“After landing on Isley.. at 2:30 pm, Japanese soldiers were running around the airstrip, one killed himself in the cockpit of a P47D with a grenade…” I slept fairly well (in the hangar) and (in the morning) wandered over to a large hole in the hangar wall facing the other hangar. The hangar floor and the area between the hangars was littered with debris, displace with siding from the hangars, maybe 65 yards apart, but close enough to get a good look at a familiar aircraft outside the other hangar. My eyesight was acute and what I saw was Amelia Earhart’s airplane!... the next morning I went over to see it but it was gone.”

Jerrell Chatham, 1st platoon, I company, 3rd regiment, 2nd marine deivions: “I was driving trucks .. on Saipan… when we went ashore I saw the hangar where Amelia Earhart’s plane was stored, I also saw the plane in the air. They told us not to go close to the airplane hangar and we did not…”

Pg 44: Howard Ferris, US Marines: “Sent to Saipan for guard dutey… an old hangar structure at end of a runway. This hangar was not large,.. small trees in front of big doors.. (then he recounts the same Marine argument that Devine and Nabers recount – where some Navy brass attempted to get in, but a Marine (Nabers) refused them entry.)” Howard was not present at the fire, but one of his buddies was. The buddy said a truck arrived with many gas cans and the guards saturated the entire hangar.. and it burned totally.

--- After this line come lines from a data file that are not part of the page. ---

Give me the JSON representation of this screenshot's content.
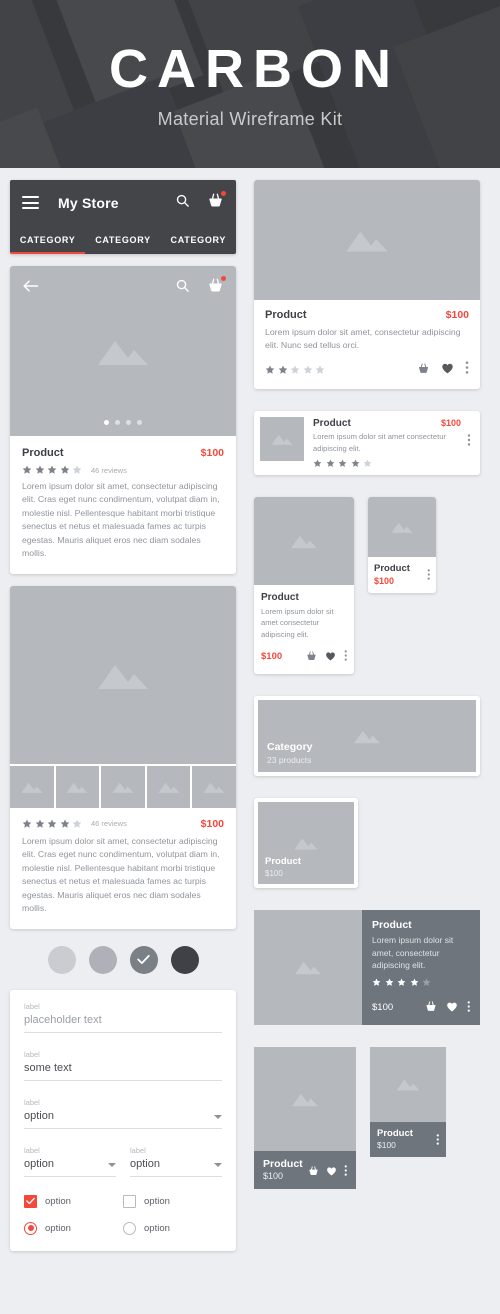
{
  "hero": {
    "title": "CARBON",
    "subtitle": "Material Wireframe Kit"
  },
  "colors": {
    "accent_red": "#f4483d",
    "appbar_dark": "#434549",
    "placeholder_gray": "#b5b8bd",
    "panel_gray": "#6e757c",
    "page_bg": "#edeef2"
  },
  "appbar": {
    "title": "My Store",
    "menu_icon": "hamburger-icon",
    "search_icon": "search-icon",
    "cart_icon": "cart-icon",
    "tabs": [
      {
        "label": "CATEGORY",
        "active": true
      },
      {
        "label": "CATEGORY",
        "active": false
      },
      {
        "label": "CATEGORY",
        "active": false
      }
    ]
  },
  "detail_card": {
    "back_icon": "back-arrow-icon",
    "search_icon": "search-icon",
    "cart_icon": "cart-icon",
    "carousel_dots": 4,
    "carousel_active": 1,
    "name": "Product",
    "price": "$100",
    "rating": 4,
    "reviews": "46 reviews",
    "description": "Lorem ipsum dolor sit amet, consectetur adipiscing elit. Cras eget nunc condimentum, volutpat diam in, molestie nisl. Pellentesque habitant morbi tristique senectus et netus et malesuada fames ac turpis egestas. Mauris aliquet eros nec diam sodales mollis."
  },
  "gallery_card": {
    "thumbnail_count": 5,
    "rating": 4,
    "reviews": "46 reviews",
    "price": "$100",
    "description": "Lorem ipsum dolor sit amet, consectetur adipiscing elit. Cras eget nunc condimentum, volutpat diam in, molestie nisl. Pellentesque habitant morbi tristique senectus et netus et malesuada fames ac turpis egestas. Mauris aliquet eros nec diam sodales mollis."
  },
  "swatches": [
    {
      "name": "swatch-lightest",
      "color": "#c9ccd1",
      "selected": false
    },
    {
      "name": "swatch-light",
      "color": "#aeb2b8",
      "selected": false
    },
    {
      "name": "swatch-medium",
      "color": "#7b7f86",
      "selected": true
    },
    {
      "name": "swatch-dark",
      "color": "#3e4146",
      "selected": false
    }
  ],
  "form": {
    "text_field": {
      "label": "label",
      "value": "placeholder text",
      "is_placeholder": true
    },
    "text_field_filled": {
      "label": "label",
      "value": "some text",
      "is_placeholder": false
    },
    "select_full": {
      "label": "label",
      "value": "option"
    },
    "select_left": {
      "label": "label",
      "value": "option"
    },
    "select_right": {
      "label": "label",
      "value": "option"
    },
    "checkbox_checked": {
      "label": "option",
      "checked": true
    },
    "checkbox_unchecked": {
      "label": "option",
      "checked": false
    },
    "radio_selected": {
      "label": "option",
      "selected": true
    },
    "radio_unselected": {
      "label": "option",
      "selected": false
    }
  },
  "right_column": {
    "card_full": {
      "name": "Product",
      "price": "$100",
      "description": "Lorem ipsum dolor sit amet, consectetur adipiscing elit. Nunc sed tellus orci.",
      "rating": 2,
      "actions": [
        "cart-icon",
        "heart-icon",
        "overflow-menu-icon"
      ]
    },
    "card_list": {
      "name": "Product",
      "price": "$100",
      "description": "Lorem ipsum dolor sit amet consectetur adipiscing elit.",
      "rating": 4,
      "actions": [
        "overflow-menu-icon"
      ]
    },
    "card_grid_large": {
      "name": "Product",
      "price": "$100",
      "description": "Lorem ipsum dolor sit amet consectetur adipiscing elit.",
      "actions": [
        "cart-icon",
        "heart-icon",
        "overflow-menu-icon"
      ]
    },
    "card_grid_small": {
      "name": "Product",
      "price": "$100",
      "actions": [
        "overflow-menu-icon"
      ]
    },
    "card_category": {
      "name": "Category",
      "subtitle": "23 products"
    },
    "card_overlay": {
      "name": "Product",
      "price": "$100"
    },
    "card_split": {
      "name": "Product",
      "description": "Lorem ipsum dolor sit amet, consectetur adipiscing elit.",
      "rating": 4,
      "price": "$100",
      "actions": [
        "cart-icon",
        "heart-icon",
        "overflow-menu-icon"
      ]
    },
    "card_darkfooter_large": {
      "name": "Product",
      "price": "$100",
      "actions": [
        "cart-icon",
        "heart-icon",
        "overflow-menu-icon"
      ]
    },
    "card_darkfooter_small": {
      "name": "Product",
      "price": "$100",
      "actions": [
        "overflow-menu-icon"
      ]
    }
  }
}
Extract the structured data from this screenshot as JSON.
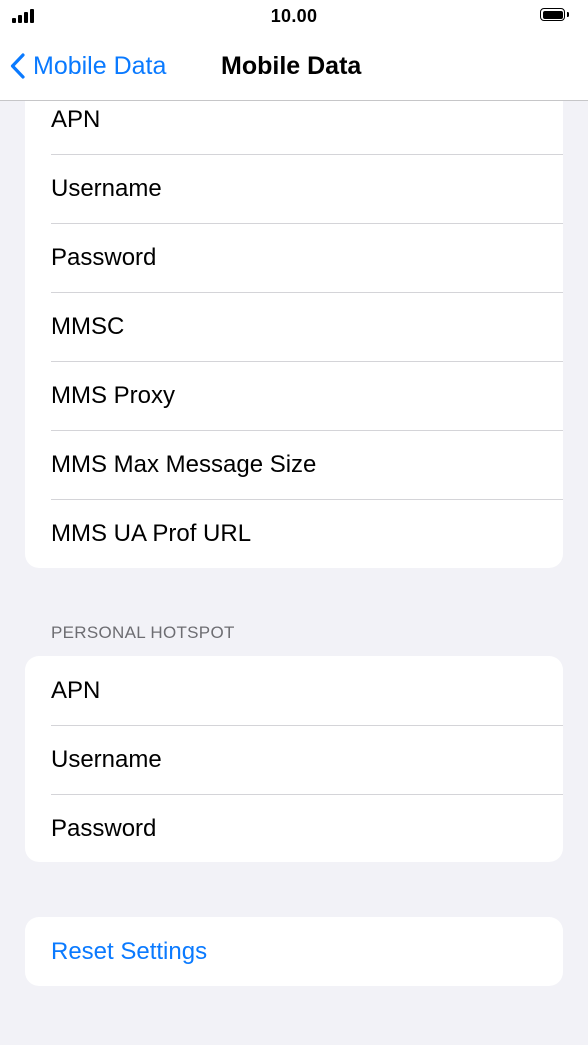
{
  "status_bar": {
    "time": "10.00"
  },
  "nav": {
    "back_label": "Mobile Data",
    "title": "Mobile Data"
  },
  "mobile_data_group": {
    "items": [
      {
        "label": "APN"
      },
      {
        "label": "Username"
      },
      {
        "label": "Password"
      },
      {
        "label": "MMSC"
      },
      {
        "label": "MMS Proxy"
      },
      {
        "label": "MMS Max Message Size"
      },
      {
        "label": "MMS UA Prof URL"
      }
    ]
  },
  "hotspot_group": {
    "header": "PERSONAL HOTSPOT",
    "items": [
      {
        "label": "APN"
      },
      {
        "label": "Username"
      },
      {
        "label": "Password"
      }
    ]
  },
  "reset": {
    "label": "Reset Settings"
  },
  "icons": {
    "signal": "cellular-signal-icon",
    "battery": "battery-full-icon",
    "back": "chevron-left-icon"
  },
  "colors": {
    "accent": "#0a7aff",
    "background": "#f2f2f7",
    "section_header": "#6d6d72"
  }
}
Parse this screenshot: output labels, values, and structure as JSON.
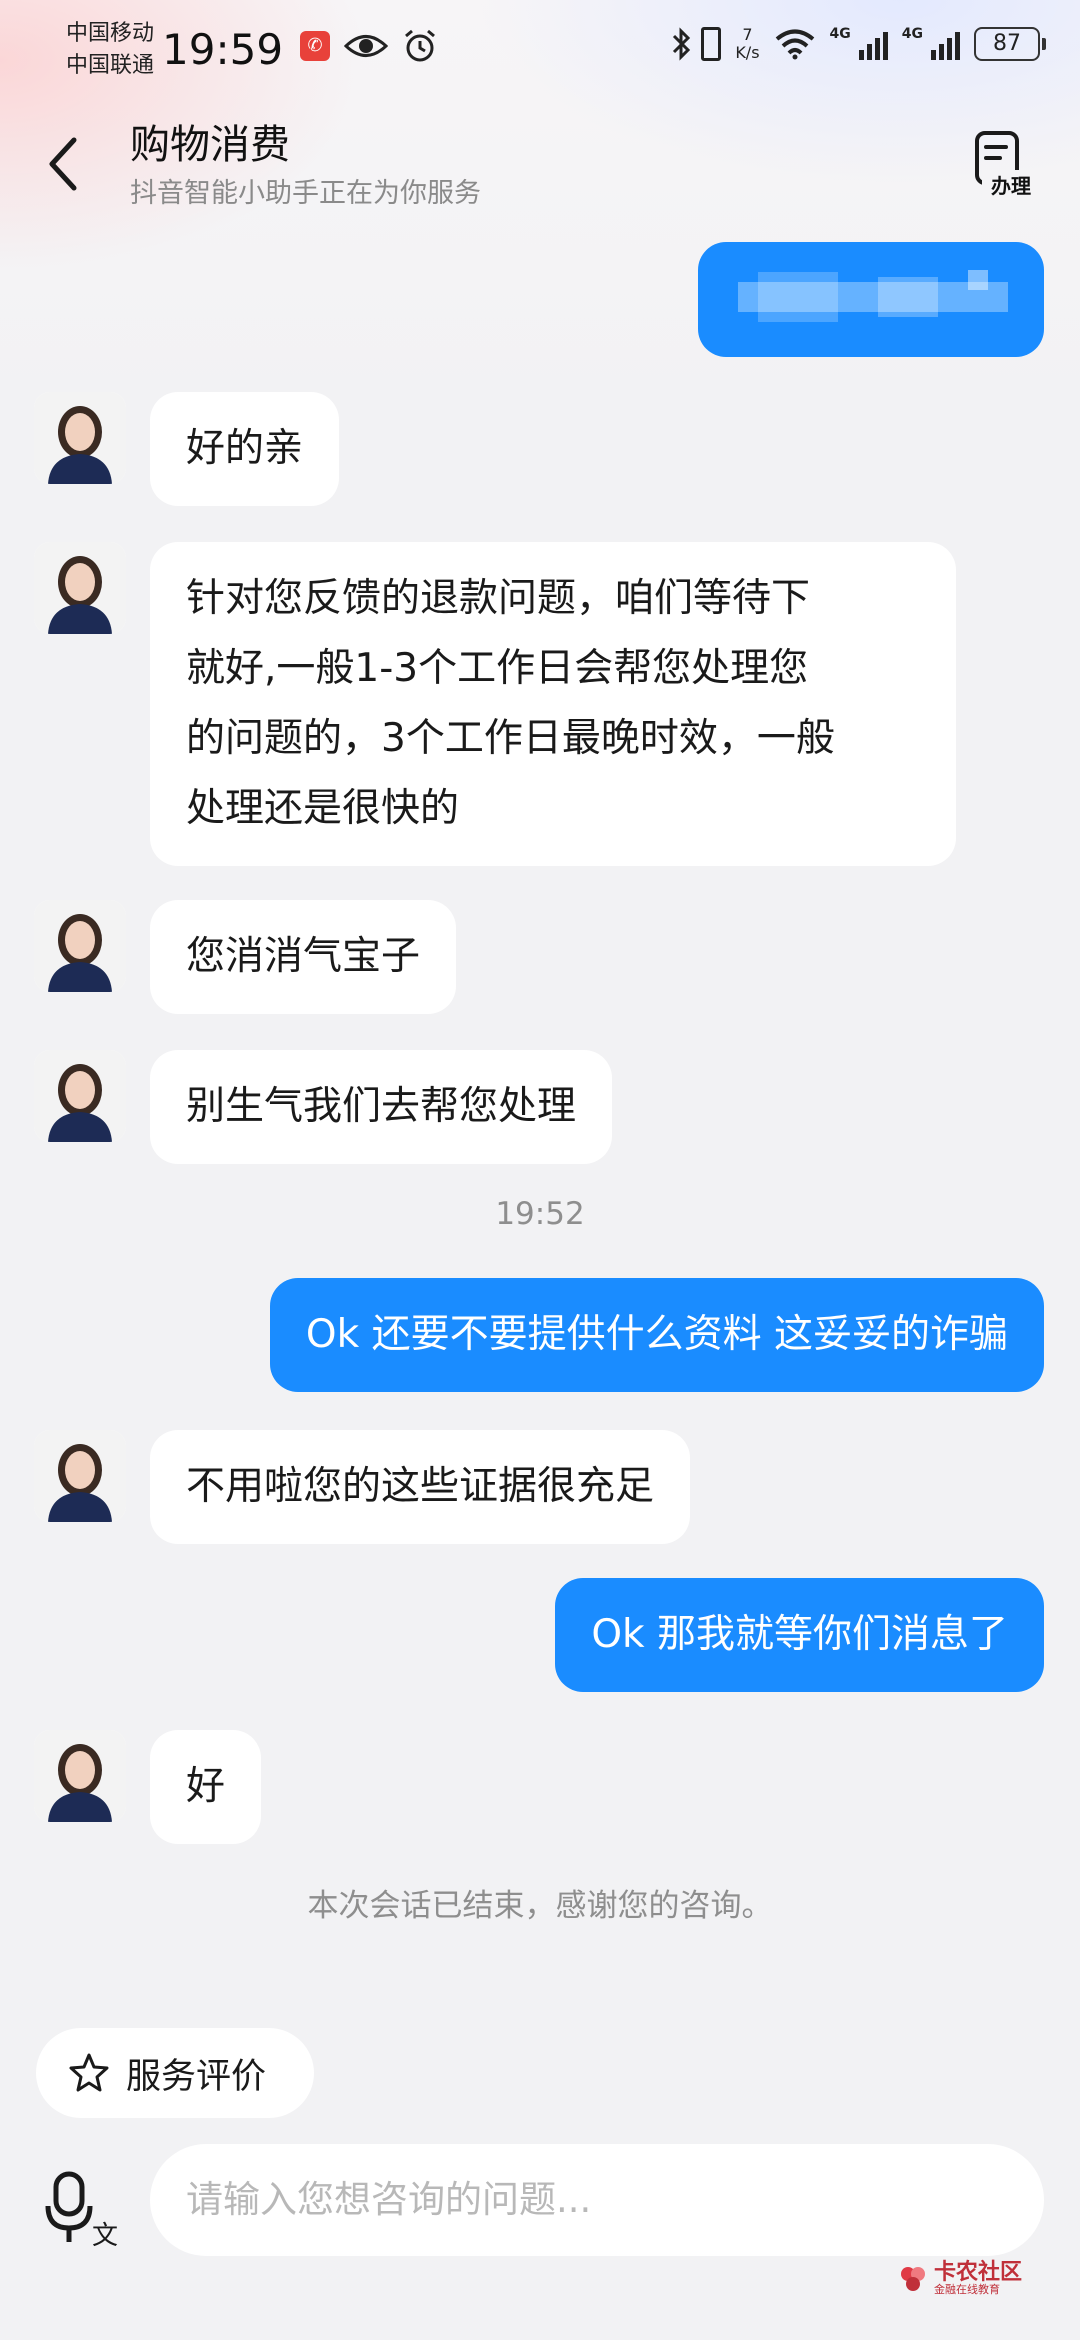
{
  "status_bar": {
    "carrier_1": "中国移动",
    "carrier_2": "中国联通",
    "time": "19:59",
    "net_speed_value": "7",
    "net_speed_unit": "K/s",
    "network_1": "4G",
    "network_2": "4G",
    "battery": "87"
  },
  "header": {
    "title": "购物消费",
    "subtitle": "抖音智能小助手正在为你服务",
    "action_label": "办理"
  },
  "messages": [
    {
      "from": "agent",
      "text": "好的亲"
    },
    {
      "from": "agent",
      "lines": [
        "针对您反馈的退款问题，咱们等待下",
        "就好,一般1-3个工作日会帮您处理您",
        "的问题的，3个工作日最晚时效，一般",
        "处理还是很快的"
      ]
    },
    {
      "from": "agent",
      "text": "您消消气宝子"
    },
    {
      "from": "agent",
      "text": "别生气我们去帮您处理"
    },
    {
      "from": "user",
      "text": "Ok 还要不要提供什么资料 这妥妥的诈骗"
    },
    {
      "from": "agent",
      "text": "不用啦您的这些证据很充足"
    },
    {
      "from": "user",
      "text": "Ok 那我就等你们消息了"
    },
    {
      "from": "agent",
      "text": "好"
    }
  ],
  "timestamp": "19:52",
  "session_ended": "本次会话已结束，感谢您的咨询。",
  "rate_button": "服务评价",
  "input": {
    "placeholder": "请输入您想咨询的问题..."
  },
  "watermark": {
    "title": "卡农社区",
    "subtitle": "金融在线教育"
  },
  "colors": {
    "user_bubble": "#1a8cff",
    "agent_bubble": "#ffffff",
    "background": "#f2f2f4"
  }
}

Pg 50 Robert Sowash, 23rd regiment 4th Marines Division: “I saw a plane in a building that was not a military plane.. I remember other Marines saying it was the same as Earhart’s. Later the place was cordoned off..”

Pete Leblanc, 121st Naval CB’s, 4th Marine division: “some of our guys were sneaking over towards the airfield to try and see (AE’s plane). We heard there were guards there. Then it was burned up later.”


Over 200 eyewitnesses as gathered by all the different authors with the various reports of her landing on Mili, being brought to Jaluit and incarcerated in Garapan prison.